Ask them how they feel about the situation and what they could do to change how they feel. We can’t change what happens, but we can change the way we feel about it. This is the ultimate empowerment tool: to help people feel positive about what happens in their lives. Complainers are usually caught in an emotional loop. They feel depressed, and they want someone to feel depressed with them. Instead of participating in their depression by taking on their emotional baggage, help them feel positive. Tell them you are impressed with how much they care, or how compassionate they are.
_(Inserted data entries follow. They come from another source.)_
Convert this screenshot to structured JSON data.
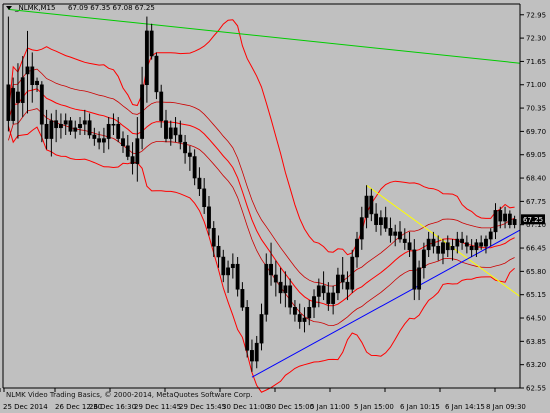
{
  "header": {
    "symbol": "_NLMK,M15",
    "ohlc": "67.09 67.35 67.08 67.25",
    "symbol_arrow_icon": "triangle-down-icon"
  },
  "copyright": "NLMK Video Trading Basics, © 2000-2014, MetaQuotes Software Corp.",
  "colors": {
    "background": "#c0c0c0",
    "candle": "#000000",
    "bollinger": "#ff0000",
    "envelope": "#cc0000",
    "green_line": "#00cc00",
    "yellow_line": "#ffff00",
    "blue_line": "#0000ff",
    "price_tag": "#000000"
  },
  "chart_data": {
    "type": "candlestick",
    "title": "_NLMK,M15",
    "ylim": [
      62.55,
      73.25
    ],
    "grid": false,
    "price_tag": "67.25",
    "y_ticks": [
      "72.95",
      "72.30",
      "71.65",
      "71.00",
      "70.35",
      "69.70",
      "69.05",
      "68.40",
      "67.75",
      "67.25",
      "67.10",
      "66.45",
      "65.80",
      "65.15",
      "64.50",
      "63.85",
      "63.20",
      "62.55"
    ],
    "x_ticks": [
      "25 Dec 2014",
      "26 Dec 12:30",
      "26 Dec 16:30",
      "29 Dec 11:45",
      "29 Dec 15:45",
      "30 Dec 11:00",
      "30 Dec 15:00",
      "5 Jan 11:00",
      "5 Jan 15:00",
      "6 Jan 10:15",
      "6 Jan 14:15",
      "8 Jan 09:30"
    ],
    "candles": [
      [
        71.0,
        72.9,
        69.7,
        70.0
      ],
      [
        70.0,
        71.2,
        69.9,
        70.9
      ],
      [
        70.8,
        71.6,
        69.5,
        70.5
      ],
      [
        70.5,
        71.8,
        70.1,
        71.2
      ],
      [
        71.3,
        72.5,
        70.2,
        71.5
      ],
      [
        71.5,
        71.9,
        70.5,
        71.0
      ],
      [
        71.0,
        71.2,
        70.8,
        71.1
      ],
      [
        71.0,
        71.1,
        69.4,
        69.9
      ],
      [
        69.9,
        70.3,
        69.2,
        69.5
      ],
      [
        69.5,
        70.2,
        69.0,
        70.0
      ],
      [
        70.0,
        70.3,
        69.4,
        69.8
      ],
      [
        69.8,
        70.2,
        69.5,
        69.9
      ],
      [
        69.9,
        70.2,
        69.6,
        70.0
      ],
      [
        70.0,
        70.1,
        69.6,
        69.7
      ],
      [
        69.7,
        70.0,
        69.5,
        69.8
      ],
      [
        69.8,
        70.1,
        69.6,
        69.9
      ],
      [
        69.9,
        70.3,
        69.6,
        70.0
      ],
      [
        70.0,
        70.2,
        69.5,
        69.6
      ],
      [
        69.6,
        69.8,
        69.3,
        69.5
      ],
      [
        69.5,
        69.7,
        69.2,
        69.4
      ],
      [
        69.4,
        69.8,
        69.1,
        69.5
      ],
      [
        69.5,
        70.1,
        69.2,
        69.9
      ],
      [
        69.9,
        70.2,
        69.6,
        69.9
      ],
      [
        69.9,
        70.1,
        69.4,
        69.5
      ],
      [
        69.5,
        69.7,
        69.1,
        69.3
      ],
      [
        69.3,
        69.6,
        68.9,
        69.0
      ],
      [
        69.0,
        69.4,
        68.5,
        68.8
      ],
      [
        68.8,
        70.1,
        68.3,
        69.5
      ],
      [
        69.5,
        71.5,
        69.2,
        71.0
      ],
      [
        71.0,
        72.9,
        70.5,
        72.5
      ],
      [
        72.5,
        72.7,
        71.7,
        71.8
      ],
      [
        71.8,
        71.9,
        70.6,
        70.8
      ],
      [
        70.8,
        71.0,
        69.8,
        70.0
      ],
      [
        70.0,
        70.3,
        69.4,
        69.5
      ],
      [
        69.5,
        70.0,
        69.3,
        69.8
      ],
      [
        69.8,
        70.1,
        69.4,
        69.6
      ],
      [
        69.6,
        70.0,
        69.2,
        69.4
      ],
      [
        69.4,
        69.6,
        68.8,
        69.1
      ],
      [
        69.1,
        69.3,
        68.6,
        69.0
      ],
      [
        69.0,
        69.2,
        68.2,
        68.4
      ],
      [
        68.4,
        68.7,
        67.9,
        68.1
      ],
      [
        68.1,
        68.4,
        67.4,
        67.6
      ],
      [
        67.6,
        67.9,
        66.8,
        67.0
      ],
      [
        67.0,
        67.2,
        66.2,
        66.5
      ],
      [
        66.5,
        66.8,
        65.9,
        66.2
      ],
      [
        66.2,
        66.4,
        65.5,
        65.7
      ],
      [
        65.7,
        66.1,
        65.2,
        65.9
      ],
      [
        65.9,
        66.3,
        65.6,
        66.0
      ],
      [
        66.0,
        66.2,
        65.1,
        65.3
      ],
      [
        65.3,
        65.5,
        64.7,
        64.8
      ],
      [
        64.8,
        65.0,
        63.4,
        63.6
      ],
      [
        63.6,
        63.9,
        63.0,
        63.3
      ],
      [
        63.3,
        64.0,
        63.1,
        63.8
      ],
      [
        63.8,
        64.9,
        63.6,
        64.6
      ],
      [
        64.6,
        66.3,
        64.4,
        66.0
      ],
      [
        66.0,
        66.6,
        65.4,
        65.7
      ],
      [
        65.7,
        66.1,
        65.1,
        65.5
      ],
      [
        65.5,
        65.9,
        64.9,
        65.2
      ],
      [
        65.2,
        65.8,
        64.8,
        65.4
      ],
      [
        65.4,
        65.6,
        64.6,
        64.8
      ],
      [
        64.8,
        65.0,
        64.4,
        64.6
      ],
      [
        64.6,
        64.9,
        64.2,
        64.4
      ],
      [
        64.4,
        64.8,
        64.1,
        64.5
      ],
      [
        64.5,
        65.0,
        64.3,
        64.8
      ],
      [
        64.8,
        65.3,
        64.5,
        65.1
      ],
      [
        65.1,
        65.6,
        64.8,
        65.4
      ],
      [
        65.4,
        65.8,
        65.0,
        65.2
      ],
      [
        65.2,
        65.5,
        64.7,
        64.9
      ],
      [
        64.9,
        65.4,
        64.6,
        65.2
      ],
      [
        65.2,
        65.9,
        65.0,
        65.7
      ],
      [
        65.7,
        66.2,
        65.3,
        65.5
      ],
      [
        65.5,
        65.8,
        65.0,
        65.3
      ],
      [
        65.3,
        66.4,
        65.2,
        66.2
      ],
      [
        66.2,
        66.9,
        65.9,
        66.7
      ],
      [
        66.7,
        67.6,
        66.4,
        67.3
      ],
      [
        67.3,
        68.2,
        67.0,
        67.9
      ],
      [
        67.9,
        68.1,
        67.2,
        67.4
      ],
      [
        67.4,
        67.7,
        66.9,
        67.1
      ],
      [
        67.1,
        67.5,
        66.8,
        67.3
      ],
      [
        67.3,
        67.6,
        66.9,
        67.0
      ],
      [
        67.0,
        67.3,
        66.6,
        66.8
      ],
      [
        66.8,
        67.1,
        66.5,
        66.9
      ],
      [
        66.9,
        67.2,
        66.6,
        66.7
      ],
      [
        66.7,
        67.0,
        66.4,
        66.6
      ],
      [
        66.6,
        66.9,
        66.2,
        66.4
      ],
      [
        66.4,
        66.7,
        65.0,
        65.3
      ],
      [
        65.3,
        66.1,
        65.0,
        65.9
      ],
      [
        65.9,
        66.6,
        65.6,
        66.4
      ],
      [
        66.4,
        66.9,
        66.2,
        66.7
      ],
      [
        66.7,
        66.9,
        66.3,
        66.5
      ],
      [
        66.5,
        66.8,
        66.1,
        66.3
      ],
      [
        66.3,
        66.7,
        66.0,
        66.6
      ],
      [
        66.6,
        66.8,
        66.2,
        66.4
      ],
      [
        66.4,
        66.7,
        66.1,
        66.5
      ],
      [
        66.5,
        66.9,
        66.3,
        66.7
      ],
      [
        66.7,
        66.9,
        66.4,
        66.6
      ],
      [
        66.6,
        66.8,
        66.3,
        66.5
      ],
      [
        66.5,
        66.7,
        66.2,
        66.4
      ],
      [
        66.4,
        66.7,
        66.2,
        66.6
      ],
      [
        66.6,
        66.8,
        66.4,
        66.5
      ],
      [
        66.5,
        66.8,
        66.3,
        66.7
      ],
      [
        66.7,
        67.0,
        66.5,
        66.9
      ],
      [
        66.9,
        67.7,
        66.7,
        67.5
      ],
      [
        67.5,
        67.6,
        67.0,
        67.2
      ],
      [
        67.2,
        67.6,
        67.0,
        67.4
      ],
      [
        67.4,
        67.5,
        67.0,
        67.1
      ],
      [
        67.1,
        67.35,
        67.0,
        67.25
      ]
    ],
    "indicators": [
      "bollinger_bands",
      "envelope_bands"
    ],
    "trendlines": [
      "green_resistance",
      "yellow_channel",
      "blue_support"
    ]
  }
}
Get their thinking off of what they are perceiving and on how they are feeling.
5. Fifth, ask the complainer what they think should be done.
They are looking for someone to listen to them and if you look for a solution with them, they will feel heard. Keep looking for a solution rather than focusing on their complaint. You can even validate how they are feeling without making them a victim. Tell them “I can understand why you feel that way” or “let’s figure this out”. When you focus on the solution rather than the problem, you win.
It is important not to be sucked into the negativity of the complainer. They are looking for sympathy more than a solution. If their complaints are legitimate, look for ways to correct the situation. If their complaints are simply attention-seeking, look for ways to change how they are feeling. You don’t have to change how they are thinking, just how they feel about it.
A Word About Gossip.
Are you a gossip? Do you speak negatively about your colleagues, opposing counsel, or judges behind their backs? Complainers often love to talk about other people – especially other people’s failings. In other words, they’re gossips.
If someone approaches you to complain about something a third person has said or done, find the silver lining. Ask the complainer to say something positive about the third person, or to brainstorm ways to solve the problem if there is a legitimate issue. Conversely, if you are dealing with complainers who have complaints about something you have said or done (a rare occasion, to be sure!), be a compassionate adult: listen to them without interrupting or deflecting, and if there is something you need to change, take responsibility and change it.
Finally, if you can stay positive in the face of negativity, you may just create a win-win situation by bringing the complainer up rather than letting them bring you down.
This article appeared Nov. 11, 2019 in Family Law Magazine